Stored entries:
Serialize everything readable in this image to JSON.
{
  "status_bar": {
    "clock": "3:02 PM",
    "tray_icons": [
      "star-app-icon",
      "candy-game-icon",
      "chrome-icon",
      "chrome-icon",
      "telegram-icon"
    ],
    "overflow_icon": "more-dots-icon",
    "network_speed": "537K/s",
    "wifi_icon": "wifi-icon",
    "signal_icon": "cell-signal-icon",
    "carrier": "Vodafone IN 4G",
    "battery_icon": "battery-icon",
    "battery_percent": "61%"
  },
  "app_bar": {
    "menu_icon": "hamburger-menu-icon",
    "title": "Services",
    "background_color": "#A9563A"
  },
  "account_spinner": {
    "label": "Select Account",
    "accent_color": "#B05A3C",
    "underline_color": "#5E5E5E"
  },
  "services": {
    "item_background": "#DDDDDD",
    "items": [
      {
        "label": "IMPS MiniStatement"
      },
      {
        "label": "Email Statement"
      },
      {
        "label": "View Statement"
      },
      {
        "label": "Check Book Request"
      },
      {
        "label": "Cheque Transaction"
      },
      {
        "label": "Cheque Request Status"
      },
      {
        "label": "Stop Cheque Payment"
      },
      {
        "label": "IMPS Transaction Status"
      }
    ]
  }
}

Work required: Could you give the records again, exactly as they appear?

Exercise solution:
Serialize everything readable in this image to JSON.
{
  "status_bar": {
    "clock": "3:02 PM",
    "tray_icons": [
      "star-app-icon",
      "candy-game-icon",
      "chrome-icon",
      "chrome-icon",
      "telegram-icon"
    ],
    "overflow_icon": "more-dots-icon",
    "network_speed": "537K/s",
    "wifi_icon": "wifi-icon",
    "signal_icon": "cell-signal-icon",
    "carrier": "Vodafone IN 4G",
    "battery_icon": "battery-icon",
    "battery_percent": "61%"
  },
  "app_bar": {
    "menu_icon": "hamburger-menu-icon",
    "title": "Services",
    "background_color": "#A9563A"
  },
  "account_spinner": {
    "label": "Select Account",
    "accent_color": "#B05A3C",
    "underline_color": "#5E5E5E"
  },
  "services": {
    "item_background": "#DDDDDD",
    "items": [
      {
        "label": "IMPS MiniStatement"
      },
      {
        "label": "Email Statement"
      },
      {
        "label": "View Statement"
      },
      {
        "label": "Check Book Request"
      },
      {
        "label": "Cheque Transaction"
      },
      {
        "label": "Cheque Request Status"
      },
      {
        "label": "Stop Cheque Payment"
      },
      {
        "label": "IMPS Transaction Status"
      }
    ]
  }
}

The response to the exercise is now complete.